**App and web page records**
********

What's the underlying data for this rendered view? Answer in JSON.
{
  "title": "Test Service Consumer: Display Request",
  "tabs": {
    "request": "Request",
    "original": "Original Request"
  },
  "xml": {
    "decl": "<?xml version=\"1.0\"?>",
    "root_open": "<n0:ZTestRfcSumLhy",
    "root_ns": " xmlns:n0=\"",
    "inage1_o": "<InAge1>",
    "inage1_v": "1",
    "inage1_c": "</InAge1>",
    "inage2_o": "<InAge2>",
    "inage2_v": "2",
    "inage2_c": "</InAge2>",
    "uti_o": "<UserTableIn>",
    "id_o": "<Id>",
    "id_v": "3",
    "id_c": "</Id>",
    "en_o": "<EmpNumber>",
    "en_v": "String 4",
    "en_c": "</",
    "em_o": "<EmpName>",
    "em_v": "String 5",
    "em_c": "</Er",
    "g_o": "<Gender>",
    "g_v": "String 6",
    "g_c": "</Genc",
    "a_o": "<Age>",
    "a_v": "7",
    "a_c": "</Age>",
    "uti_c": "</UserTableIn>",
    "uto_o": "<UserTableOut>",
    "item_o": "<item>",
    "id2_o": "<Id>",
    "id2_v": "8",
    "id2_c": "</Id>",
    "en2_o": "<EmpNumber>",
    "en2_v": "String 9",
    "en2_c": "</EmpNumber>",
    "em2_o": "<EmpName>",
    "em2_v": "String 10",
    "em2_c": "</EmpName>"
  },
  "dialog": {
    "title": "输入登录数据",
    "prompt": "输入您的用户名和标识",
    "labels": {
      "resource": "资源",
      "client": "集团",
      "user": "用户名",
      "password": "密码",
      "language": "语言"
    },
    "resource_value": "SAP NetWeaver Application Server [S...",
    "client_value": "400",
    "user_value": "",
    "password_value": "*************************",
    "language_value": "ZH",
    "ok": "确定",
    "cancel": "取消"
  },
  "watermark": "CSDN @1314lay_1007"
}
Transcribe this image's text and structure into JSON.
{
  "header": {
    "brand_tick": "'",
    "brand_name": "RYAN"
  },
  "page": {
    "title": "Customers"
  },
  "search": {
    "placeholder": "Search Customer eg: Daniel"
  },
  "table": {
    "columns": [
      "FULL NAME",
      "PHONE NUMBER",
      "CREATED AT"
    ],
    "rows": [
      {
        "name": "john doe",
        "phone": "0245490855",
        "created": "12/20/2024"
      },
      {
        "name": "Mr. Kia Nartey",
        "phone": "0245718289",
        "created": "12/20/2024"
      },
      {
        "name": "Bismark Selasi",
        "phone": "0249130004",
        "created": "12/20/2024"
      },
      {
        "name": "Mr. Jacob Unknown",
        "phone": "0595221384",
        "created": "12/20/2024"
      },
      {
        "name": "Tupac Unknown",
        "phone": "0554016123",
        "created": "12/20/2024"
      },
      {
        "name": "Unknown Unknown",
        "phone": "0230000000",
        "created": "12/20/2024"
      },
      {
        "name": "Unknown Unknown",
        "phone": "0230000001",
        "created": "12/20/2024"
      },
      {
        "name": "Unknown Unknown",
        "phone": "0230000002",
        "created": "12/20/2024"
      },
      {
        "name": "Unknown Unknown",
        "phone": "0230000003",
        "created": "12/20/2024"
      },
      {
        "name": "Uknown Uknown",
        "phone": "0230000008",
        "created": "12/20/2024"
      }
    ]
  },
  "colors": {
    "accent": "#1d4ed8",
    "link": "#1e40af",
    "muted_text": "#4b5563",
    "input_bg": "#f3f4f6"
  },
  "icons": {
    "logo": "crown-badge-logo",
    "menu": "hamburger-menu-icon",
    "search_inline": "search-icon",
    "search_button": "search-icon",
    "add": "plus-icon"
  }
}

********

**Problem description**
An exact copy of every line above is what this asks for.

**Response**
What's the underlying data for this rendered view? Answer in JSON.
{
  "title": "Test Service Consumer: Display Request",
  "tabs": {
    "request": "Request",
    "original": "Original Request"
  },
  "xml": {
    "decl": "<?xml version=\"1.0\"?>",
    "root_open": "<n0:ZTestRfcSumLhy",
    "root_ns": " xmlns:n0=\"",
    "inage1_o": "<InAge1>",
    "inage1_v": "1",
    "inage1_c": "</InAge1>",
    "inage2_o": "<InAge2>",
    "inage2_v": "2",
    "inage2_c": "</InAge2>",
    "uti_o": "<UserTableIn>",
    "id_o": "<Id>",
    "id_v": "3",
    "id_c": "</Id>",
    "en_o": "<EmpNumber>",
    "en_v": "String 4",
    "en_c": "</",
    "em_o": "<EmpName>",
    "em_v": "String 5",
    "em_c": "</Er",
    "g_o": "<Gender>",
    "g_v": "String 6",
    "g_c": "</Genc",
    "a_o": "<Age>",
    "a_v": "7",
    "a_c": "</Age>",
    "uti_c": "</UserTableIn>",
    "uto_o": "<UserTableOut>",
    "item_o": "<item>",
    "id2_o": "<Id>",
    "id2_v": "8",
    "id2_c": "</Id>",
    "en2_o": "<EmpNumber>",
    "en2_v": "String 9",
    "en2_c": "</EmpNumber>",
    "em2_o": "<EmpName>",
    "em2_v": "String 10",
    "em2_c": "</EmpName>"
  },
  "dialog": {
    "title": "输入登录数据",
    "prompt": "输入您的用户名和标识",
    "labels": {
      "resource": "资源",
      "client": "集团",
      "user": "用户名",
      "password": "密码",
      "language": "语言"
    },
    "resource_value": "SAP NetWeaver Application Server [S...",
    "client_value": "400",
    "user_value": "",
    "password_value": "*************************",
    "language_value": "ZH",
    "ok": "确定",
    "cancel": "取消"
  },
  "watermark": "CSDN @1314lay_1007"
}
Transcribe this image's text and structure into JSON.
{
  "header": {
    "brand_tick": "'",
    "brand_name": "RYAN"
  },
  "page": {
    "title": "Customers"
  },
  "search": {
    "placeholder": "Search Customer eg: Daniel"
  },
  "table": {
    "columns": [
      "FULL NAME",
      "PHONE NUMBER",
      "CREATED AT"
    ],
    "rows": [
      {
        "name": "john doe",
        "phone": "0245490855",
        "created": "12/20/2024"
      },
      {
        "name": "Mr. Kia Nartey",
        "phone": "0245718289",
        "created": "12/20/2024"
      },
      {
        "name": "Bismark Selasi",
        "phone": "0249130004",
        "created": "12/20/2024"
      },
      {
        "name": "Mr. Jacob Unknown",
        "phone": "0595221384",
        "created": "12/20/2024"
      },
      {
        "name": "Tupac Unknown",
        "phone": "0554016123",
        "created": "12/20/2024"
      },
      {
        "name": "Unknown Unknown",
        "phone": "0230000000",
        "created": "12/20/2024"
      },
      {
        "name": "Unknown Unknown",
        "phone": "0230000001",
        "created": "12/20/2024"
      },
      {
        "name": "Unknown Unknown",
        "phone": "0230000002",
        "created": "12/20/2024"
      },
      {
        "name": "Unknown Unknown",
        "phone": "0230000003",
        "created": "12/20/2024"
      },
      {
        "name": "Uknown Uknown",
        "phone": "0230000008",
        "created": "12/20/2024"
      }
    ]
  },
  "colors": {
    "accent": "#1d4ed8",
    "link": "#1e40af",
    "muted_text": "#4b5563",
    "input_bg": "#f3f4f6"
  },
  "icons": {
    "logo": "crown-badge-logo",
    "menu": "hamburger-menu-icon",
    "search_inline": "search-icon",
    "search_button": "search-icon",
    "add": "plus-icon"
  }
}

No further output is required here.